## Work order
On how many lines of the data below does the word "title" appear? Reply with the number only.

## The data
☆ ☆ ☆

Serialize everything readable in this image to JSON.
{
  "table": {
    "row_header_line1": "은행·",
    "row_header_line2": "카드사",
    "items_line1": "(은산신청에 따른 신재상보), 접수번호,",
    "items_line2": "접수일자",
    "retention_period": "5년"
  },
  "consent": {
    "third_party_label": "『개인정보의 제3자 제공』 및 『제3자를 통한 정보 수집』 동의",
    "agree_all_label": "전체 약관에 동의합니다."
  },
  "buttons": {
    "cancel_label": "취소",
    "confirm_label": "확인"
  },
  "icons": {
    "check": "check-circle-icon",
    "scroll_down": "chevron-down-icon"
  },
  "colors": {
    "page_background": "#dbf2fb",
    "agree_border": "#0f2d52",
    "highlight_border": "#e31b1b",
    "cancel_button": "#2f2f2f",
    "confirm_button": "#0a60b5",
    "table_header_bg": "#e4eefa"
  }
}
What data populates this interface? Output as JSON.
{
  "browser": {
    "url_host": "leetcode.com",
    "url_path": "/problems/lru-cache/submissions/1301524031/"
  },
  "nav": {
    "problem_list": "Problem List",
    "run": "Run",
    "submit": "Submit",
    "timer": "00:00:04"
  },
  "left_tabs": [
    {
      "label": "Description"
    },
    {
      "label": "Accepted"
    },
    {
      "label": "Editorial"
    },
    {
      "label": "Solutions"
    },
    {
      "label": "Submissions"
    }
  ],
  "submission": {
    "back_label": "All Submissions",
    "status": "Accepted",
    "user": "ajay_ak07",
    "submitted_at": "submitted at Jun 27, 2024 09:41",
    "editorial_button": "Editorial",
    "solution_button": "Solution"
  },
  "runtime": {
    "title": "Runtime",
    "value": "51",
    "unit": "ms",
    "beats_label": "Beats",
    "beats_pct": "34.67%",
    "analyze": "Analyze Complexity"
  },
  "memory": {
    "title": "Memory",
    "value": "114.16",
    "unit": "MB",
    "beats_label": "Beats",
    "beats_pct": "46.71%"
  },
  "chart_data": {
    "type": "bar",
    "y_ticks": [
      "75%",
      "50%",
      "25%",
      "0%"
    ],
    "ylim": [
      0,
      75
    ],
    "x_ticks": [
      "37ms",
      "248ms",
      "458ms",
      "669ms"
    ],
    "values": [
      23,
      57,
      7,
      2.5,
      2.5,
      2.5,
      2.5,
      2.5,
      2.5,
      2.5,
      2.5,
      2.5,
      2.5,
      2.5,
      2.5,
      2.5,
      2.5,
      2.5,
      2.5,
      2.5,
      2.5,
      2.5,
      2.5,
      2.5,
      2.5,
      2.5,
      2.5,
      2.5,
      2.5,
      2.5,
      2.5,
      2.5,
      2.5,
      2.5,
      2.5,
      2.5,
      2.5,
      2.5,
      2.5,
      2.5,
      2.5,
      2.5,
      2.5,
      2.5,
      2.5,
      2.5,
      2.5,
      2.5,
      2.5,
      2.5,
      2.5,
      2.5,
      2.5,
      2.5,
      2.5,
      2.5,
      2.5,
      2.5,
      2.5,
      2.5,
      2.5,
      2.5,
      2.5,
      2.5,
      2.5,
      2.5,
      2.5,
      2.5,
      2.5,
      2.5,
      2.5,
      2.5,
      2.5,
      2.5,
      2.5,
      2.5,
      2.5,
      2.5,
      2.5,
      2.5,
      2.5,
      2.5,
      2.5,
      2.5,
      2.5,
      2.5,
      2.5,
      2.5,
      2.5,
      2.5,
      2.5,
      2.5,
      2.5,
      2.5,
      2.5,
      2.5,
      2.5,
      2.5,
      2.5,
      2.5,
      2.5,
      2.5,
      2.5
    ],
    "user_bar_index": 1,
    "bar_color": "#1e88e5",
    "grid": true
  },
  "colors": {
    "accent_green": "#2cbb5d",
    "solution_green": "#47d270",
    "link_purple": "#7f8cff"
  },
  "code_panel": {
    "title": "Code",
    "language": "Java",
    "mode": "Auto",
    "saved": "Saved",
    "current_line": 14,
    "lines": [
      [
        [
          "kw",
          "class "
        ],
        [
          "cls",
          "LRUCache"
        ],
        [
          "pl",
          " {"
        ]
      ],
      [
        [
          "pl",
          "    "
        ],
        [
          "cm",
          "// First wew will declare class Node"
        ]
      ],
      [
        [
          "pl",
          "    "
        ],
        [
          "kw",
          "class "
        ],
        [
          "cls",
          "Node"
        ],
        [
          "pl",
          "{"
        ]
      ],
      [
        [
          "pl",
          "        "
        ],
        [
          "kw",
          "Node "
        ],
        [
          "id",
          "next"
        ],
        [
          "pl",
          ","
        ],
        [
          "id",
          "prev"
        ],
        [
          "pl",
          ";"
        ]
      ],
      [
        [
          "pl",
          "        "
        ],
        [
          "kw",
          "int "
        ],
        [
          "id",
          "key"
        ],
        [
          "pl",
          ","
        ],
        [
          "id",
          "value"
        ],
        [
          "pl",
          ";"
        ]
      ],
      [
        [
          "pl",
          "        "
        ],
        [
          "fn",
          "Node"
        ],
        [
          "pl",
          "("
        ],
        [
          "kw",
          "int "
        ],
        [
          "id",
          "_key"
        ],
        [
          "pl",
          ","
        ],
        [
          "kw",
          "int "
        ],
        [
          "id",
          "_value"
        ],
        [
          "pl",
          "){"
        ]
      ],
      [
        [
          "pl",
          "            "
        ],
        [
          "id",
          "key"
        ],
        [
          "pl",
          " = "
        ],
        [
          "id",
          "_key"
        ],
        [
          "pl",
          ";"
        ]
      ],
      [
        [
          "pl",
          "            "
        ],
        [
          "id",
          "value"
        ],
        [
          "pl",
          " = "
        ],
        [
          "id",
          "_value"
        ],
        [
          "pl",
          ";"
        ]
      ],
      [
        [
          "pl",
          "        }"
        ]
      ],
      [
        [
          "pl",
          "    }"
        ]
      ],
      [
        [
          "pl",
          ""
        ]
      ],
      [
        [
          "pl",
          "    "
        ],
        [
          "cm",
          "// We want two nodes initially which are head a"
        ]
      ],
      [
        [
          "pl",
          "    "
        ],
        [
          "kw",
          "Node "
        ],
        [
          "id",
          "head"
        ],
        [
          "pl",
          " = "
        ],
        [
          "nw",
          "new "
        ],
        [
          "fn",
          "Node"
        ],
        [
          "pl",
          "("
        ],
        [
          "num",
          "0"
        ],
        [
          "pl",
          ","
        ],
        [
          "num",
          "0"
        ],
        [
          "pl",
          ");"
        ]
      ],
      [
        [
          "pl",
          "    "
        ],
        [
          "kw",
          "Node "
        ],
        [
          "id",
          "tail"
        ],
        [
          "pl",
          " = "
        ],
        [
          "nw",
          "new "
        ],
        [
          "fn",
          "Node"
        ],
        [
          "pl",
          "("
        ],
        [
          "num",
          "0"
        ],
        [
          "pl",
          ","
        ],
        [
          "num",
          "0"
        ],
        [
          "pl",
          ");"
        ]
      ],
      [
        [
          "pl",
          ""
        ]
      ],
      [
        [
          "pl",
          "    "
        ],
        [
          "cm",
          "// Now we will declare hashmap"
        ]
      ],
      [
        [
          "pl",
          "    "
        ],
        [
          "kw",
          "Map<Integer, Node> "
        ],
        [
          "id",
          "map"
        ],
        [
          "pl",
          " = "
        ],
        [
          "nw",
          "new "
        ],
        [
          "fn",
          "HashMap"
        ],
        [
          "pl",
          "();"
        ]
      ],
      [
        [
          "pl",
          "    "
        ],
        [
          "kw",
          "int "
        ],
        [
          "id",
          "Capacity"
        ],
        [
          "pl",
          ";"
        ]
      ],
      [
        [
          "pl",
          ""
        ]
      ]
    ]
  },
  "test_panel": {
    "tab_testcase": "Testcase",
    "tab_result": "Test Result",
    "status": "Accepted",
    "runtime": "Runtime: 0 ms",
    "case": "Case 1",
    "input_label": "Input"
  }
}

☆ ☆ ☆

## Solution to the problem
3